Task description:
Find and copy each line of the data that includes "icon".

Working data:
════════════════

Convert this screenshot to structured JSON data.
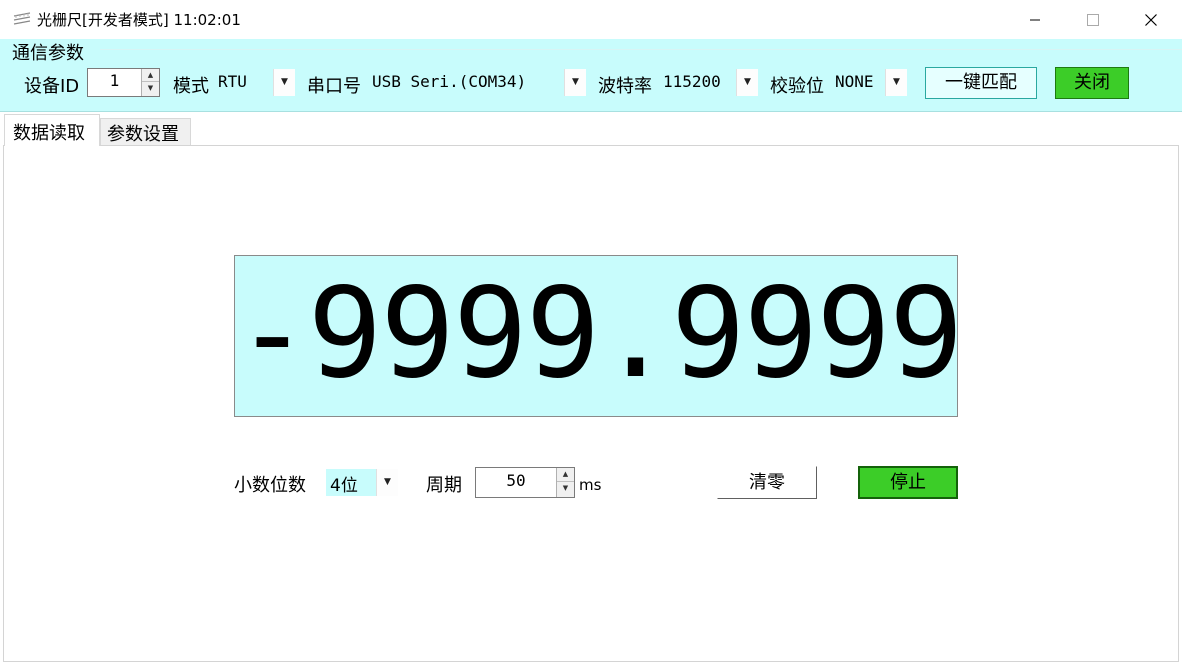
{
  "window": {
    "title": "光栅尺[开发者模式]",
    "time": "11:02:01",
    "icon": "ruler-app-icon",
    "controls": {
      "minimize": "minimize-icon",
      "maximize": "maximize-icon",
      "close": "close-icon"
    }
  },
  "comm": {
    "group_title": "通信参数",
    "device_id_label": "设备ID",
    "device_id_value": "1",
    "mode_label": "模式",
    "mode_value": "RTU",
    "port_label": "串口号",
    "port_value": "USB Seri.(COM34)",
    "baud_label": "波特率",
    "baud_value": "115200",
    "parity_label": "校验位",
    "parity_value": "NONE",
    "match_button": "一键匹配",
    "close_button": "关闭"
  },
  "tabs": [
    {
      "label": "数据读取",
      "active": true
    },
    {
      "label": "参数设置",
      "active": false
    }
  ],
  "reading": {
    "value": "-9999.9999"
  },
  "controls": {
    "decimals_label": "小数位数",
    "decimals_value": "4位",
    "period_label": "周期",
    "period_value": "50",
    "period_unit": "ms",
    "clear_button": "清零",
    "stop_button": "停止"
  },
  "colors": {
    "panel_bg": "#c8fcfc",
    "green_button": "#3ccd28"
  }
}
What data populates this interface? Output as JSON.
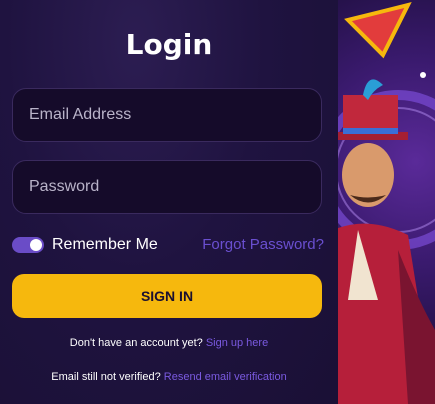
{
  "login": {
    "title": "Login",
    "email_placeholder": "Email Address",
    "password_placeholder": "Password",
    "remember_label": "Remember Me",
    "remember_checked": true,
    "forgot_label": "Forgot Password?",
    "signin_label": "SIGN IN",
    "no_account_text": "Don't have an account yet?",
    "signup_link": "Sign up here",
    "not_verified_text": "Email still not verified?",
    "resend_link": "Resend email verification"
  },
  "colors": {
    "accent": "#f6b80d",
    "link": "#6a4fd0",
    "toggle": "#6a4cc7"
  },
  "art": {
    "description_icon": "casino-character-icon"
  }
}
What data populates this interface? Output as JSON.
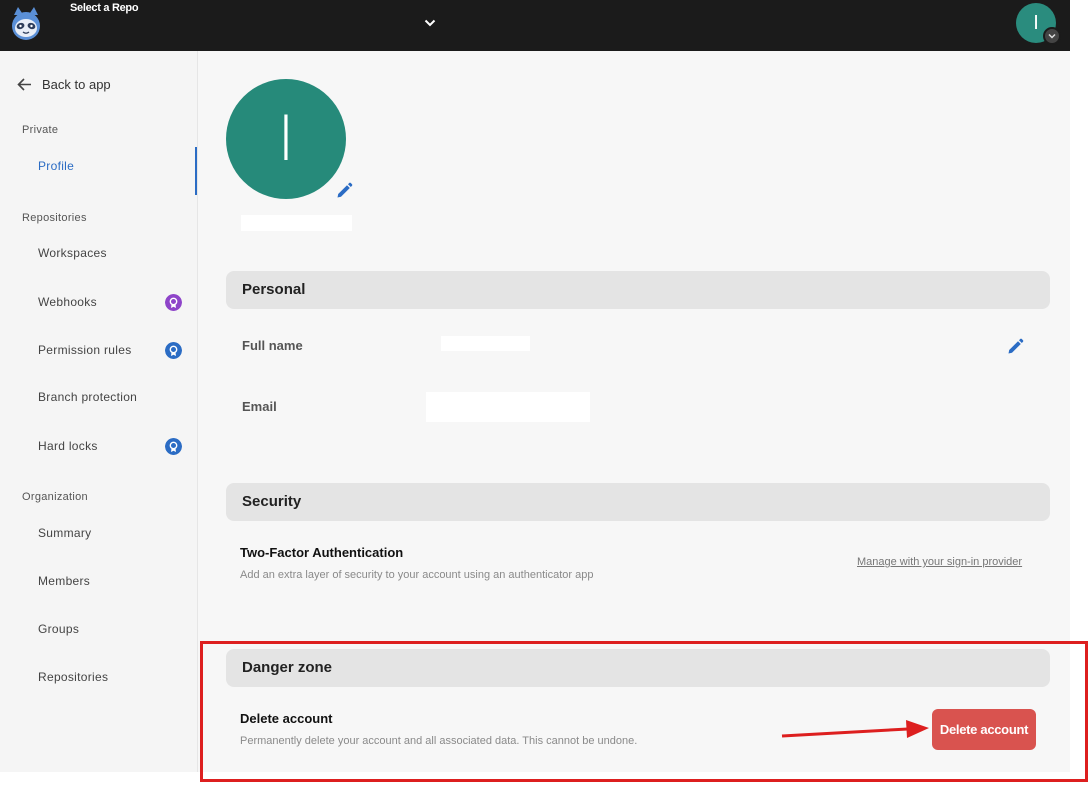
{
  "header": {
    "repo_selector_label": "Select a Repo",
    "user_initial": "I"
  },
  "sidebar": {
    "back_label": "Back to app",
    "sections": {
      "private": "Private",
      "repositories": "Repositories",
      "organization": "Organization"
    },
    "items": {
      "profile": "Profile",
      "workspaces": "Workspaces",
      "webhooks": "Webhooks",
      "permission_rules": "Permission rules",
      "branch_protection": "Branch protection",
      "hard_locks": "Hard locks",
      "summary": "Summary",
      "members": "Members",
      "groups": "Groups",
      "repositories": "Repositories"
    }
  },
  "profile": {
    "avatar_initial": "I",
    "personal": {
      "title": "Personal",
      "full_name_label": "Full name",
      "email_label": "Email"
    },
    "security": {
      "title": "Security",
      "tfa_title": "Two-Factor Authentication",
      "tfa_desc": "Add an extra layer of security to your account using an authenticator app",
      "manage_link": "Manage with your sign-in provider"
    },
    "danger": {
      "title": "Danger zone",
      "delete_title": "Delete account",
      "delete_desc": "Permanently delete your account and all associated data. This cannot be undone.",
      "delete_button": "Delete account"
    }
  },
  "colors": {
    "accent": "#2b6cc4",
    "avatar": "#268a7a",
    "danger": "#d9534f",
    "highlight": "#dd1f1f",
    "badge_purple": "#8e44c9",
    "badge_blue": "#2b6cc4"
  }
}
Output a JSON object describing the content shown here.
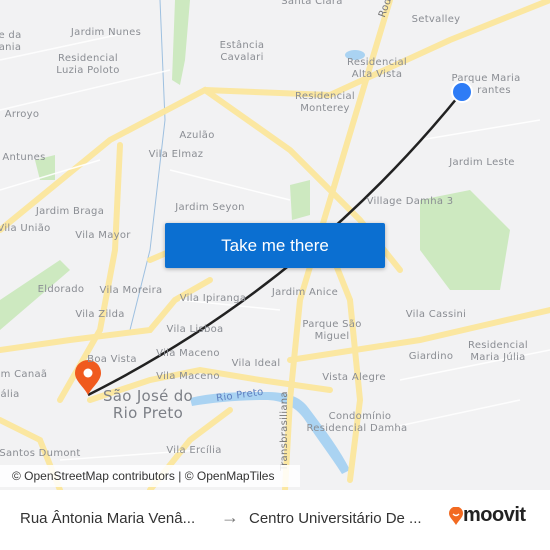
{
  "map": {
    "labels": [
      "Santa Clara",
      "Setvalley",
      "e da",
      "ania",
      "Jardim Nunes",
      "Estância",
      "Cavalari",
      "Residencial",
      "Luzia Poloto",
      "Residencial",
      "Alta Vista",
      "Parque Maria",
      "rantes",
      "Residencial",
      "Monterey",
      "Arroyo",
      "Azulão",
      "Vila Elmaz",
      "Antunes",
      "Jardim Leste",
      "Jardim Braga",
      "Jardim Seyon",
      "Village Damha 3",
      "Vila União",
      "Vila Mayor",
      "Eldorado",
      "Vila Moreira",
      "Vila Ipiranga",
      "Jardim Anice",
      "Vila Cassini",
      "Vila Zilda",
      "Vila Lisboa",
      "Parque São",
      "Miguel",
      "Residencial",
      "Maria Júlia",
      "Giardino",
      "Boa Vista",
      "Vila Maceno",
      "Vila Ideal",
      "m Canaã",
      "Vila Maceno",
      "Vista Alegre",
      "ália",
      "Condomínio",
      "Residencial Damha",
      "Vila Ercília",
      "Santos Dumont"
    ],
    "city_label": [
      "São José do",
      "Rio Preto"
    ],
    "river_label": "Rio Preto",
    "road_labels": [
      "Transbrasiliana",
      "Rod"
    ],
    "colors": {
      "road": "#fbe7a1",
      "land": "#f2f2f3",
      "park": "#cde9c0",
      "water": "#aad3f2",
      "route": "#222222",
      "origin": "#2e7cf6",
      "destination": "#f05a1e"
    },
    "origin_icon": "origin-dot-icon",
    "destination_icon": "destination-pin-icon"
  },
  "cta": {
    "label": "Take me there"
  },
  "attribution": "© OpenStreetMap contributors | © OpenMapTiles",
  "footer": {
    "from": "Rua Ântonia Maria Venâ...",
    "arrow": "→",
    "to": "Centro Universitário De ...",
    "logo": "moovit",
    "brand_color": "#f26a21"
  }
}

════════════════

Finished task:
    "icon": "ruler-app-icon",
      "minimize": "minimize-icon",
      "maximize": "maximize-icon",
      "close": "close-icon"
    "description_icon": "casino-character-icon"
    "origin_icon": "origin-dot-icon",
    "destination_icon": "destination-pin-icon"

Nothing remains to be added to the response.